Coming to Magna this year? You have a homework assignment: read Red Harvest by Dashiell Hammett. This fall, we are bringing "One Festival, One Book" back to Magna cum Murder with Hammett's ground-breaking hyperkinetic 1929 first novel. We are asking everyone to read Red Harvest before you arrive at Magna, where we'll be talking about the book formally and informally throughout the weekend.
is the archetypal hard-boiled detective story, the basis for every tough guy you encounter on page and screen. It's a meditation on corruption and honor that feels more relevant than ever. Most importantly, it's a crackling good story: fast, furious, and engaging from beginning to end. As Jan Burke wrote in Mystery Muses:
The story of a tough but honest man set among warring gangs in a corrupt mining town could have easily become a cut-rate cowboy story. Instead, Hammett gave us a lean and finely crafted thriller. The dialogue snaps, and the story is sharp-edged, gritty and full of action. But like the heavy-set Op, it carries more on its frame than the average hard-boiled tale. Red Harvest
explores the effects of violence on all concerned, and not as an intellectual exercise. The reader feels the result of that exploration bone-deep. One closes the book feeling as if the Earth has doubled its gravity.
, James Ellroy talks about
not as a personal story of the effects of violence, but as literature and social comment:

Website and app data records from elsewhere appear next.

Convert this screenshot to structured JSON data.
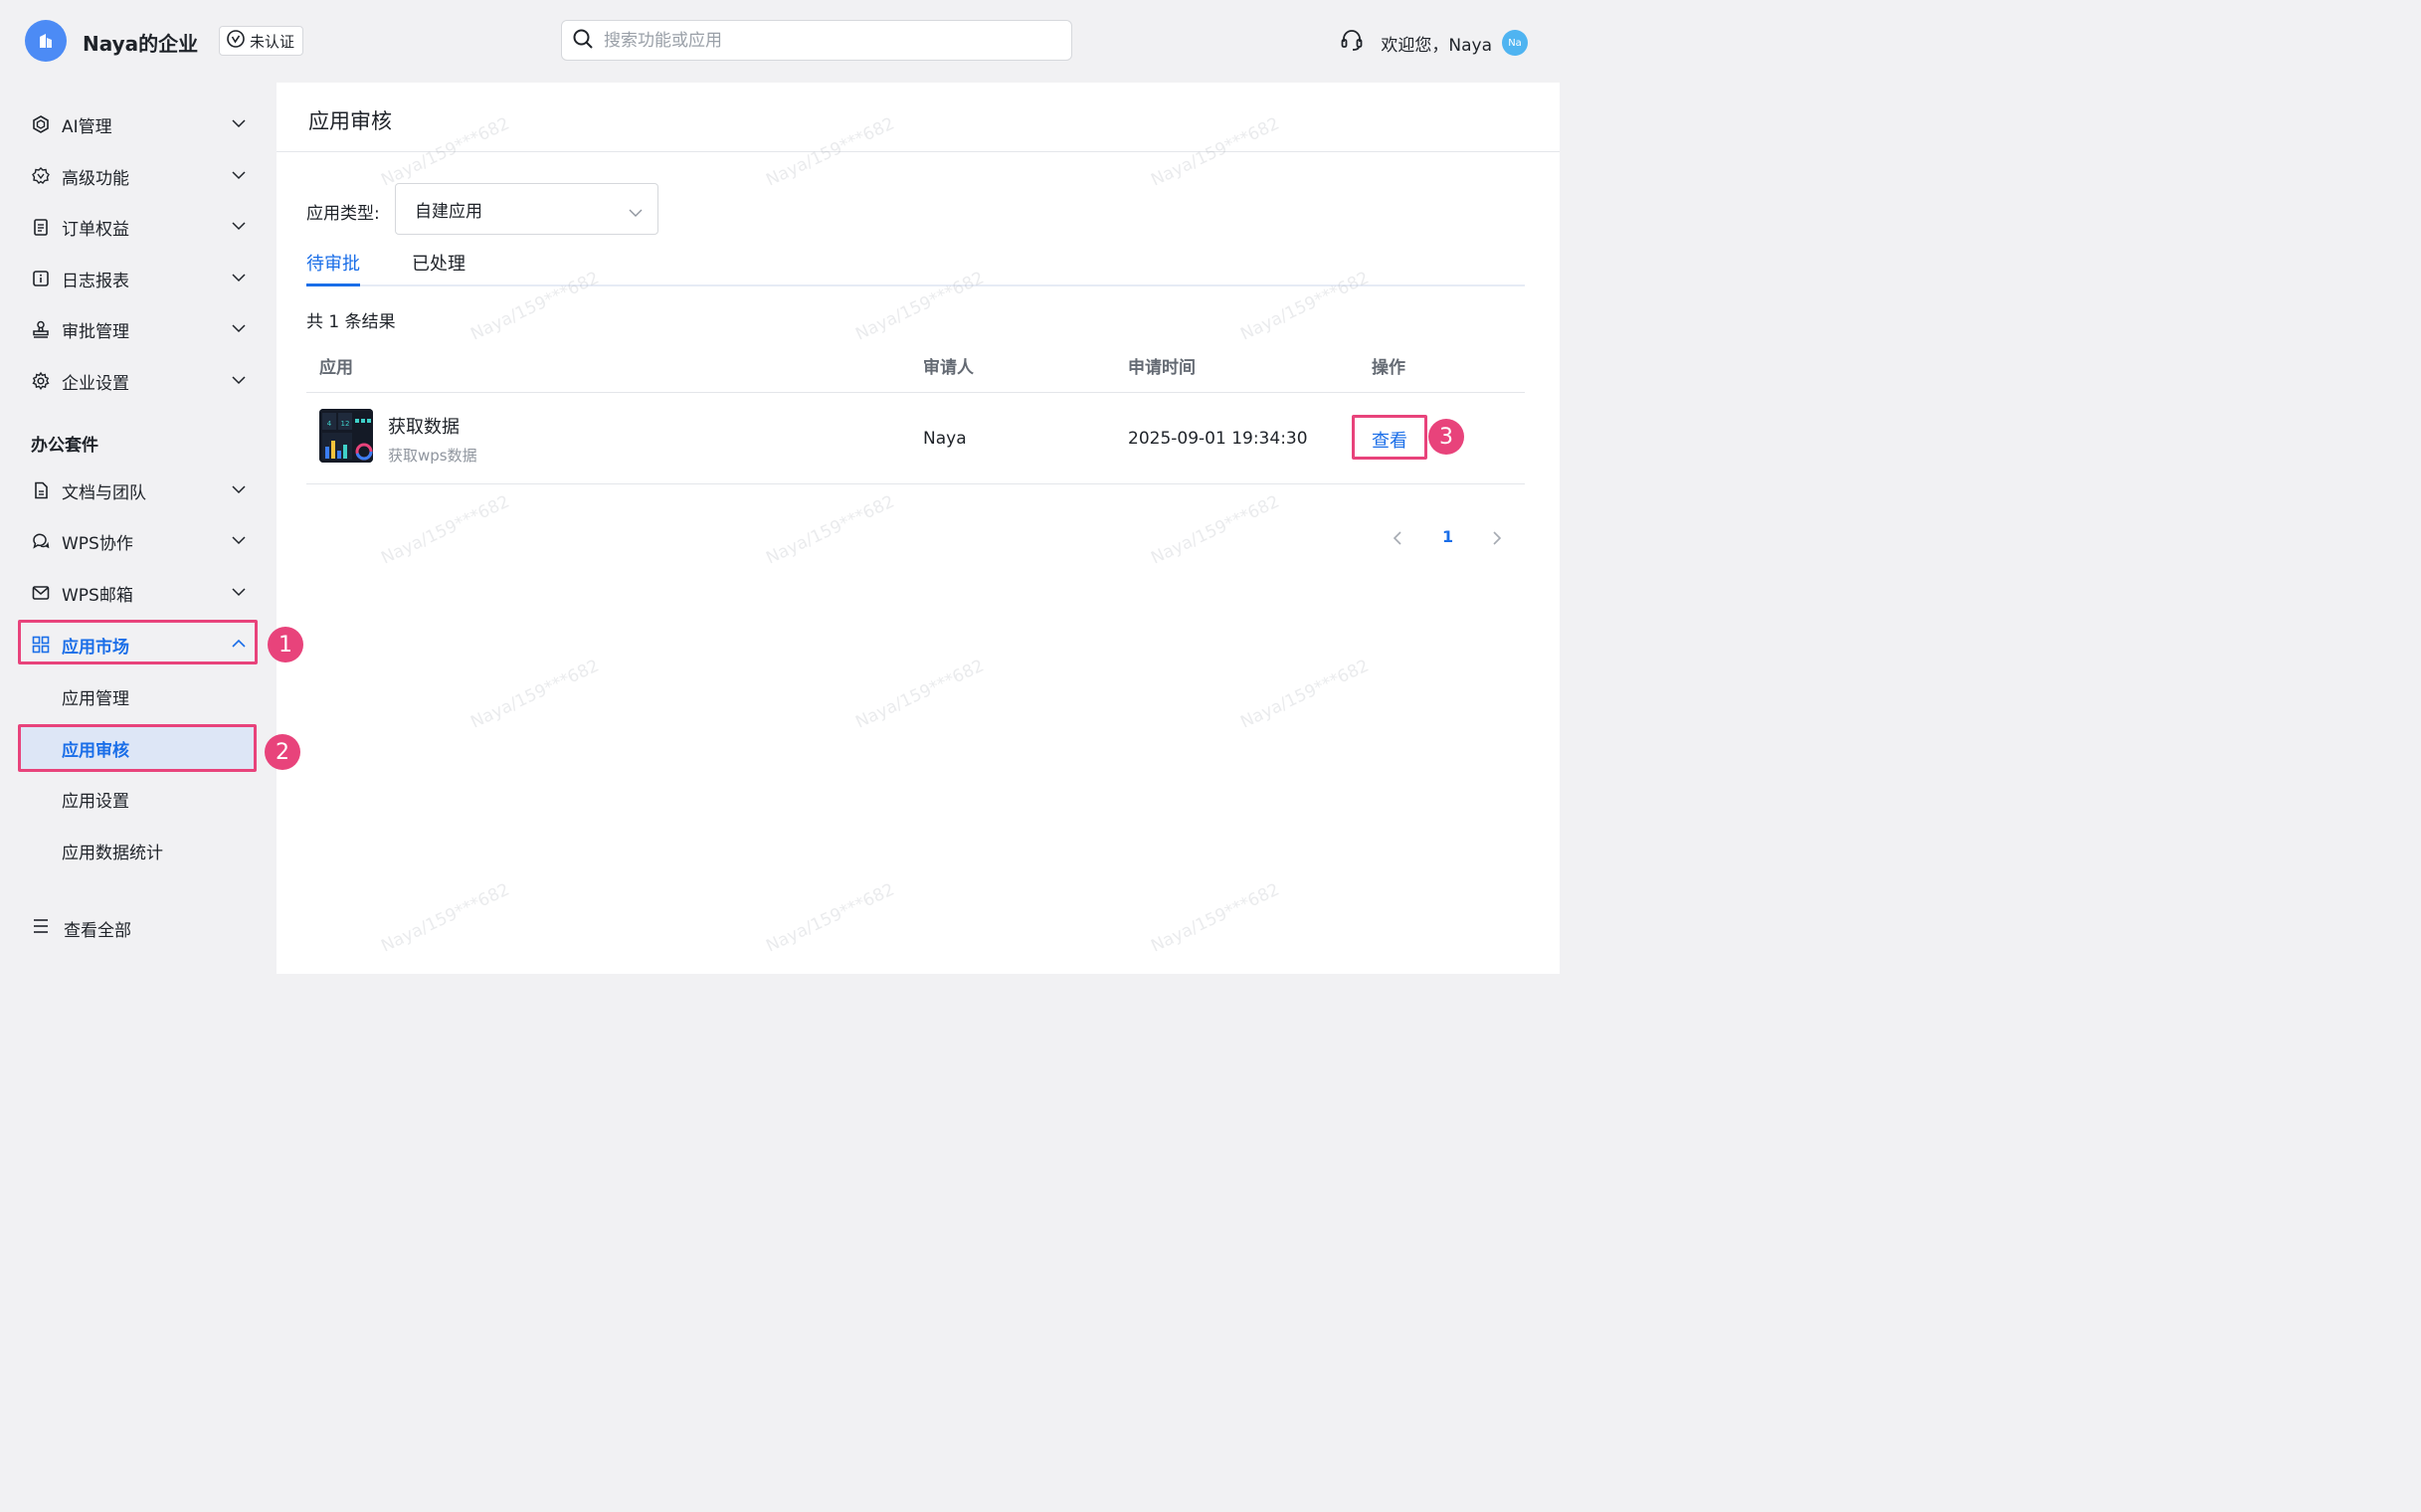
{
  "header": {
    "org_name": "Naya的企业",
    "cert_label": "未认证",
    "search_placeholder": "搜索功能或应用",
    "welcome": "欢迎您，Naya",
    "avatar_text": "Na"
  },
  "sidebar": {
    "items": [
      {
        "label": "AI管理",
        "icon": "ai-hexagon-icon"
      },
      {
        "label": "高级功能",
        "icon": "premium-badge-icon"
      },
      {
        "label": "订单权益",
        "icon": "clipboard-icon"
      },
      {
        "label": "日志报表",
        "icon": "info-document-icon"
      },
      {
        "label": "审批管理",
        "icon": "stamp-icon"
      },
      {
        "label": "企业设置",
        "icon": "gear-icon"
      }
    ],
    "section_title": "办公套件",
    "office_items": [
      {
        "label": "文档与团队",
        "icon": "document-icon"
      },
      {
        "label": "WPS协作",
        "icon": "chat-bubble-icon"
      },
      {
        "label": "WPS邮箱",
        "icon": "mail-icon"
      },
      {
        "label": "应用市场",
        "icon": "app-grid-icon"
      }
    ],
    "sub_items": [
      "应用管理",
      "应用审核",
      "应用设置",
      "应用数据统计"
    ],
    "view_all": "查看全部"
  },
  "steps": [
    "1",
    "2",
    "3"
  ],
  "main": {
    "title": "应用审核",
    "filter_label": "应用类型:",
    "filter_value": "自建应用",
    "tabs": [
      "待审批",
      "已处理"
    ],
    "result_count": "共 1 条结果",
    "columns": [
      "应用",
      "审请人",
      "申请时间",
      "操作"
    ],
    "rows": [
      {
        "app_name": "获取数据",
        "app_desc": "获取wps数据",
        "applicant": "Naya",
        "time": "2025-09-01 19:34:30",
        "action": "查看"
      }
    ],
    "pager": {
      "current": "1"
    }
  },
  "watermark_text": "Naya/159***682",
  "colors": {
    "accent": "#1a6ee8",
    "highlight": "#e8437b",
    "logo": "#4c8bf5"
  }
}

Hammett views politics as crime most cancerous and genteel. It's crime buttressed by unspoken sanction. It's crime facilitated by a callous legal system. It's crime enforced by vicious cops in hobnailed boots. Hammett treats politics-as-crime in deadpan fashion... America was a land grab. That means all political discourse is disingenuous. That means his workmen heroes refuse to soliloquise or indict - they know the game is rigged and they're feeding off scraps of trickle-down graft... Hammett was the great poet of the great American collision - personal honour and corruption, opportunity and fatality.
And there's lot of academic comment on Red Harvest. In The Journal of American Studies, Andrew Pepper writes:
[The novel] calls attention to the state both as repressive and as a site of conflict and compromise. Here, the work performed by the Continental Op and by the crime novel in general - simultaneously buttressing and, to some extent, contesting the power of the state - needs to be understood as part of the process by which the state is consistently enacting hegemony (albeit protected by the armor of coercion).
At the center of it all is The Continental Op, Hammett's un-named everyman "hero." Who is he? What drives him? He's invited to Personville -- Poisonville, to the locals -- by a newspaper editor who's killed before they have a chance to talk, and he's invited to leave as soon as he fingers the editor's killer. But the Op fights on until he's completely upended the town. Why does he stay? In the end, has he accomplished what he set out to accomplish? Do the good end happily and the bad unhappily? Can we even think about Red Harvest this way?
Come prepared to discuss. We are looking forward to the conversations.